The Generic New TLD Decision Between Open or RegulatedPosted: February 12, 2012
When looking at the past of extensions that have come out, it’s important to understand all the different factors leading to success or failure. You may think that what the extension is may be the only factor or at least by far the biggest factor, but there are plenty others that can make a huge difference.
As hundreds of new TLDs are now being applied for, the decisions made by extensions launched in the past will be made by applicants of new TLDs. One of those decisions is whether the TLD will be open for any registrants or whether it will be closed/private or controlled with requirements.
As The Register reports, the .music extension being applied for will be highly regulated if it passes. The various groups backing the extension such as the RIAA are looking to keep it regulated in efforts to prevent piracy on the extension.
The company who has won the backing of the RIAA and other major industry players, Far Further, has indicated that a .music registrant would have to be a member of an organization. Additionally, they will “crawl the .music space regularly for evidence of piracy and take down domain names found to host infringing content.”
The other known applicant for .music, Cypriot businessman Constantine Roussos, has also indicated having the upfront regulation of who can register a .music domain. There may be other applicants for the TLD but chances are that if it comes down to an auction for it, industry money would likely win out or at least make it very expensive for the winner of the TLD.
This begs the question however: What about independent artists? What about simple music lovers and fans? The regulations seem to shun those kinds of registrants, but is that really a good idea?
When it comes to other kinds of extensions like a .brand or a .location, closed and regulated may not make as much of a difference in how well the extension performs. Especially in the case of a .brand, it’s likely that most of those will be closed to only the company itself and used simply as additional branding (though some may go for interesting open uses of their TLD).
When it comes to a generic extension however, being closed off and regulated has often hurt the performance of the extension. Extensions like .travel, .jobs, .pro, .mobi and .tel have all suffered from their regulations, which either limited who could register in the extension or what could be done with the domain.
That said, regulations are certainly understandable in some cases. Unlike a .com or .net where anything may go, the .travel registry wouldn’t want non-travel sites to show up, so they restricted it to travel-industry companies. The .mobi extension wanted to ensure that any site developed on it would work on mobile devices, so they developed the process of evaluating and scoring .mobi sites.
Whether or not these requirements were absolutely necessary is something we’ll all never know. There are also examples of extensions that have made good use of regulation. For example, .edu and .gov are both well-respected extensions where you generally know what to expect on them (educational institutions and US government sites), and in that sense they have served their purpose.
It all comes down to whether it’s really necessary for many of the generic extensions about to come out. Does .music really need to exclude independent artists and fans/lovers of music in efforts to fight piracy? Why is there a notion that piracy would overrun the extension in any case, or whether it would damage the extension when piracy hasn’t damaged the likes of .com, .net or .org which have all seen plenty of piracy sites?

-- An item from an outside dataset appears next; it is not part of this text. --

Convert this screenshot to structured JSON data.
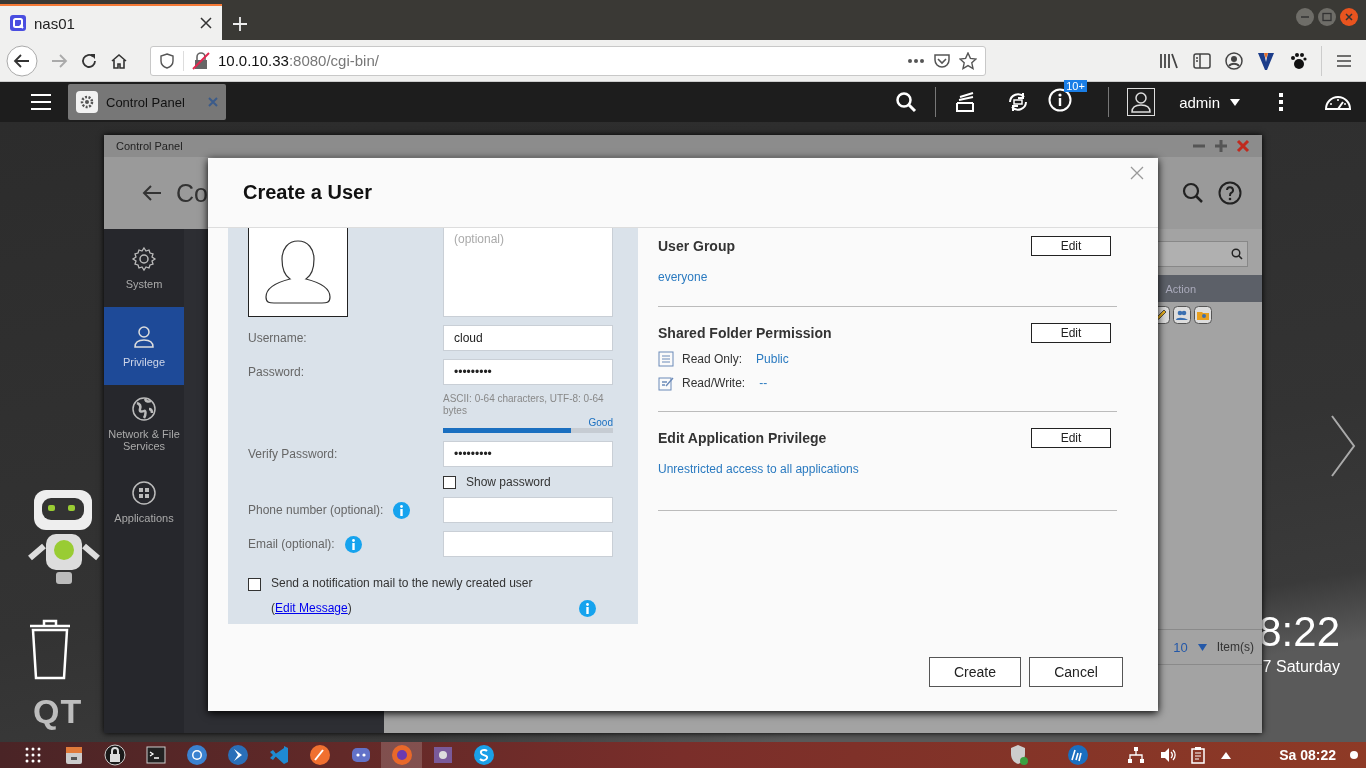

This is something each new TLD applicant will have to decide for their extension, and there’s not necessarily a general “right answer”. Regulations on .bank for instance would almost be a given, while regulations on .com alternatives such as .web would seem unnecessary given .com’s openness. As with everything else regarding the new TLDs, we’ll see what happens.